BRIEF: Replicate the data exactly, every line included.

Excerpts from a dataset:
*****
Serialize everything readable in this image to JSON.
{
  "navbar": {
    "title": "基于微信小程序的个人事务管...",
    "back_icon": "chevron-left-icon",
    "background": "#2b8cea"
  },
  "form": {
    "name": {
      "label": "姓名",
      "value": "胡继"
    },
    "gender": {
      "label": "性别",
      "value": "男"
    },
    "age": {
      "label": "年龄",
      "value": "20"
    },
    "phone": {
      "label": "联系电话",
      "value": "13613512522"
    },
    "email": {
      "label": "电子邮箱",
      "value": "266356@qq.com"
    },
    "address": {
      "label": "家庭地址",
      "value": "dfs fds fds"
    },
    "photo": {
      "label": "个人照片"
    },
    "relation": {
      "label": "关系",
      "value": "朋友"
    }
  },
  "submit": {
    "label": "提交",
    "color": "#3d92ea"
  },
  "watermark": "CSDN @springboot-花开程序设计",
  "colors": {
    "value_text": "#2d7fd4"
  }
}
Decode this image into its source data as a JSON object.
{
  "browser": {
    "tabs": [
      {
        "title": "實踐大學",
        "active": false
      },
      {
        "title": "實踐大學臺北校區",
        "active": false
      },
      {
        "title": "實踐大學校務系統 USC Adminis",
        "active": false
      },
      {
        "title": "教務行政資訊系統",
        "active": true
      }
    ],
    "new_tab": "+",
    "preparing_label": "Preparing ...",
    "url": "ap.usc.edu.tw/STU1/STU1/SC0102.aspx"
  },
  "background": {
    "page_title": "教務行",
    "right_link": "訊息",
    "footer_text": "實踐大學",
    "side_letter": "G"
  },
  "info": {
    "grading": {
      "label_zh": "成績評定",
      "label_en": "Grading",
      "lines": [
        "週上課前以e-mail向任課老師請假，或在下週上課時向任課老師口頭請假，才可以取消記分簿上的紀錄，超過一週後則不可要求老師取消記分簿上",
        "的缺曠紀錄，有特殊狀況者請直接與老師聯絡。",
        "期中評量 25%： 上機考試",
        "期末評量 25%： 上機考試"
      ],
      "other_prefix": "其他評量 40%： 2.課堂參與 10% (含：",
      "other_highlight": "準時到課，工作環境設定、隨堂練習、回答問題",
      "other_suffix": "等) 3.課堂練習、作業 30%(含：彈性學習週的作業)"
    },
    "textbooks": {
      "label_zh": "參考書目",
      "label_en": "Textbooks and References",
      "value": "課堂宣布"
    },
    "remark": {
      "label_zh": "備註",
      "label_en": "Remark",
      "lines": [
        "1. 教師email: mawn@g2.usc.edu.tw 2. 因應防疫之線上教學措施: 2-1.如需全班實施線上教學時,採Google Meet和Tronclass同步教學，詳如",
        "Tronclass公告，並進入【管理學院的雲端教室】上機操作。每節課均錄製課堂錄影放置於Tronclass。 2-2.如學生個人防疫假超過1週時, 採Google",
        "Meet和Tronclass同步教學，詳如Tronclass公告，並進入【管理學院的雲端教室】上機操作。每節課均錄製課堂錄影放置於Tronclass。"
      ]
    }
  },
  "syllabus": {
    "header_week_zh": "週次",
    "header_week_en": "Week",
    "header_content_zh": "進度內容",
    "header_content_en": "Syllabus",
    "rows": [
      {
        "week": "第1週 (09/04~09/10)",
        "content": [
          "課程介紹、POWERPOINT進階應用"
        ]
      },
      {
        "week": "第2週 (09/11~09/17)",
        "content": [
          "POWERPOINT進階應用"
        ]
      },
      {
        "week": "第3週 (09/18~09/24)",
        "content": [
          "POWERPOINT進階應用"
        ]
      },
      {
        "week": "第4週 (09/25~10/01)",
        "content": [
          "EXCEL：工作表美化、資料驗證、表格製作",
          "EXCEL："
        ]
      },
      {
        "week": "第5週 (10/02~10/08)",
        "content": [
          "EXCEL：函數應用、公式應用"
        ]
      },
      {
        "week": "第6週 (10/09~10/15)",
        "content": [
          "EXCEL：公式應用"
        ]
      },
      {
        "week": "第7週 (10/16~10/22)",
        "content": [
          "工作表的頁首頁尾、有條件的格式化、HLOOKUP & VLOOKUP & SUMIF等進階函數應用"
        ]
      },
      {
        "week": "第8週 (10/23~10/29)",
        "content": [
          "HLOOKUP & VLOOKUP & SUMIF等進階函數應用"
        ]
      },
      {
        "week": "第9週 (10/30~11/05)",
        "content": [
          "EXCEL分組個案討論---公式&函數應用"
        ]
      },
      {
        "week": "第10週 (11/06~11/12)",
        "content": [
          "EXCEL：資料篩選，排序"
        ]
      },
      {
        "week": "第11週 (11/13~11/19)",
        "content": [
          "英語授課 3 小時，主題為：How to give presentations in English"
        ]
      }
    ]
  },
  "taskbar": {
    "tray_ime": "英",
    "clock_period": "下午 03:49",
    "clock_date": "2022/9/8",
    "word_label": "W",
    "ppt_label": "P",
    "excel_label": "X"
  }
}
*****
TASK RESPONSE:
Serialize everything readable in this image to JSON.
{
  "navbar": {
    "title": "基于微信小程序的个人事务管...",
    "back_icon": "chevron-left-icon",
    "background": "#2b8cea"
  },
  "form": {
    "name": {
      "label": "姓名",
      "value": "胡继"
    },
    "gender": {
      "label": "性别",
      "value": "男"
    },
    "age": {
      "label": "年龄",
      "value": "20"
    },
    "phone": {
      "label": "联系电话",
      "value": "13613512522"
    },
    "email": {
      "label": "电子邮箱",
      "value": "266356@qq.com"
    },
    "address": {
      "label": "家庭地址",
      "value": "dfs fds fds"
    },
    "photo": {
      "label": "个人照片"
    },
    "relation": {
      "label": "关系",
      "value": "朋友"
    }
  },
  "submit": {
    "label": "提交",
    "color": "#3d92ea"
  },
  "watermark": "CSDN @springboot-花开程序设计",
  "colors": {
    "value_text": "#2d7fd4"
  }
}
Decode this image into its source data as a JSON object.
{
  "browser": {
    "tabs": [
      {
        "title": "實踐大學",
        "active": false
      },
      {
        "title": "實踐大學臺北校區",
        "active": false
      },
      {
        "title": "實踐大學校務系統 USC Adminis",
        "active": false
      },
      {
        "title": "教務行政資訊系統",
        "active": true
      }
    ],
    "new_tab": "+",
    "preparing_label": "Preparing ...",
    "url": "ap.usc.edu.tw/STU1/STU1/SC0102.aspx"
  },
  "background": {
    "page_title": "教務行",
    "right_link": "訊息",
    "footer_text": "實踐大學",
    "side_letter": "G"
  },
  "info": {
    "grading": {
      "label_zh": "成績評定",
      "label_en": "Grading",
      "lines": [
        "週上課前以e-mail向任課老師請假，或在下週上課時向任課老師口頭請假，才可以取消記分簿上的紀錄，超過一週後則不可要求老師取消記分簿上",
        "的缺曠紀錄，有特殊狀況者請直接與老師聯絡。",
        "期中評量 25%： 上機考試",
        "期末評量 25%： 上機考試"
      ],
      "other_prefix": "其他評量 40%： 2.課堂參與 10% (含：",
      "other_highlight": "準時到課，工作環境設定、隨堂練習、回答問題",
      "other_suffix": "等) 3.課堂練習、作業 30%(含：彈性學習週的作業)"
    },
    "textbooks": {
      "label_zh": "參考書目",
      "label_en": "Textbooks and References",
      "value": "課堂宣布"
    },
    "remark": {
      "label_zh": "備註",
      "label_en": "Remark",
      "lines": [
        "1. 教師email: mawn@g2.usc.edu.tw 2. 因應防疫之線上教學措施: 2-1.如需全班實施線上教學時,採Google Meet和Tronclass同步教學，詳如",
        "Tronclass公告，並進入【管理學院的雲端教室】上機操作。每節課均錄製課堂錄影放置於Tronclass。 2-2.如學生個人防疫假超過1週時, 採Google",
        "Meet和Tronclass同步教學，詳如Tronclass公告，並進入【管理學院的雲端教室】上機操作。每節課均錄製課堂錄影放置於Tronclass。"
      ]
    }
  },
  "syllabus": {
    "header_week_zh": "週次",
    "header_week_en": "Week",
    "header_content_zh": "進度內容",
    "header_content_en": "Syllabus",
    "rows": [
      {
        "week": "第1週 (09/04~09/10)",
        "content": [
          "課程介紹、POWERPOINT進階應用"
        ]
      },
      {
        "week": "第2週 (09/11~09/17)",
        "content": [
          "POWERPOINT進階應用"
        ]
      },
      {
        "week": "第3週 (09/18~09/24)",
        "content": [
          "POWERPOINT進階應用"
        ]
      },
      {
        "week": "第4週 (09/25~10/01)",
        "content": [
          "EXCEL：工作表美化、資料驗證、表格製作",
          "EXCEL："
        ]
      },
      {
        "week": "第5週 (10/02~10/08)",
        "content": [
          "EXCEL：函數應用、公式應用"
        ]
      },
      {
        "week": "第6週 (10/09~10/15)",
        "content": [
          "EXCEL：公式應用"
        ]
      },
      {
        "week": "第7週 (10/16~10/22)",
        "content": [
          "工作表的頁首頁尾、有條件的格式化、HLOOKUP & VLOOKUP & SUMIF等進階函數應用"
        ]
      },
      {
        "week": "第8週 (10/23~10/29)",
        "content": [
          "HLOOKUP & VLOOKUP & SUMIF等進階函數應用"
        ]
      },
      {
        "week": "第9週 (10/30~11/05)",
        "content": [
          "EXCEL分組個案討論---公式&函數應用"
        ]
      },
      {
        "week": "第10週 (11/06~11/12)",
        "content": [
          "EXCEL：資料篩選，排序"
        ]
      },
      {
        "week": "第11週 (11/13~11/19)",
        "content": [
          "英語授課 3 小時，主題為：How to give presentations in English"
        ]
      }
    ]
  },
  "taskbar": {
    "tray_ime": "英",
    "clock_period": "下午 03:49",
    "clock_date": "2022/9/8",
    "word_label": "W",
    "ppt_label": "P",
    "excel_label": "X"
  }
}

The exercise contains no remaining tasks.